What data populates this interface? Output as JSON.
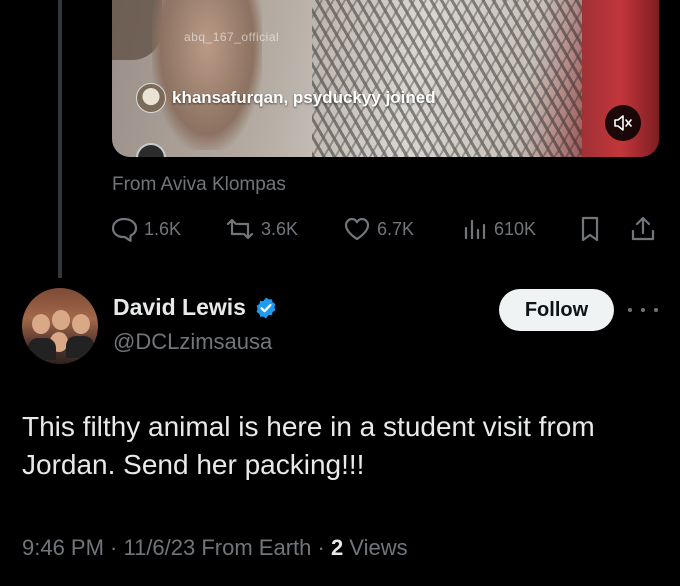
{
  "media": {
    "user_tag": "abq_167_official",
    "joined_text": "khansafurqan, psyduckyy joined",
    "mute_icon": "speaker-muted-icon"
  },
  "quoted_tweet": {
    "from_text": "From Aviva Klompas"
  },
  "actions": {
    "replies": "1.6K",
    "reposts": "3.6K",
    "likes": "6.7K",
    "views": "610K"
  },
  "author": {
    "name": "David Lewis",
    "handle": "@DCLzimsausa",
    "verified": true,
    "verified_color": "#1d9bf0"
  },
  "follow_label": "Follow",
  "tweet": {
    "text": "This filthy animal is here in a student visit from Jordan.  Send her packing!!!",
    "meta_prefix": "9:46 PM · 11/6/23 From Earth · ",
    "view_count": "2",
    "views_label": " Views"
  },
  "colors": {
    "background": "#000000",
    "secondary_text": "#71767b",
    "primary_text": "#e7e9ea",
    "accent": "#1d9bf0"
  }
}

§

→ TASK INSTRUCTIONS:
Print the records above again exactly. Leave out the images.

→ SOLUTION:
What data populates this interface? Output as JSON.
{
  "media": {
    "user_tag": "abq_167_official",
    "joined_text": "khansafurqan, psyduckyy joined",
    "mute_icon": "speaker-muted-icon"
  },
  "quoted_tweet": {
    "from_text": "From Aviva Klompas"
  },
  "actions": {
    "replies": "1.6K",
    "reposts": "3.6K",
    "likes": "6.7K",
    "views": "610K"
  },
  "author": {
    "name": "David Lewis",
    "handle": "@DCLzimsausa",
    "verified": true,
    "verified_color": "#1d9bf0"
  },
  "follow_label": "Follow",
  "tweet": {
    "text": "This filthy animal is here in a student visit from Jordan.  Send her packing!!!",
    "meta_prefix": "9:46 PM · 11/6/23 From Earth · ",
    "view_count": "2",
    "views_label": " Views"
  },
  "colors": {
    "background": "#000000",
    "secondary_text": "#71767b",
    "primary_text": "#e7e9ea",
    "accent": "#1d9bf0"
  }
}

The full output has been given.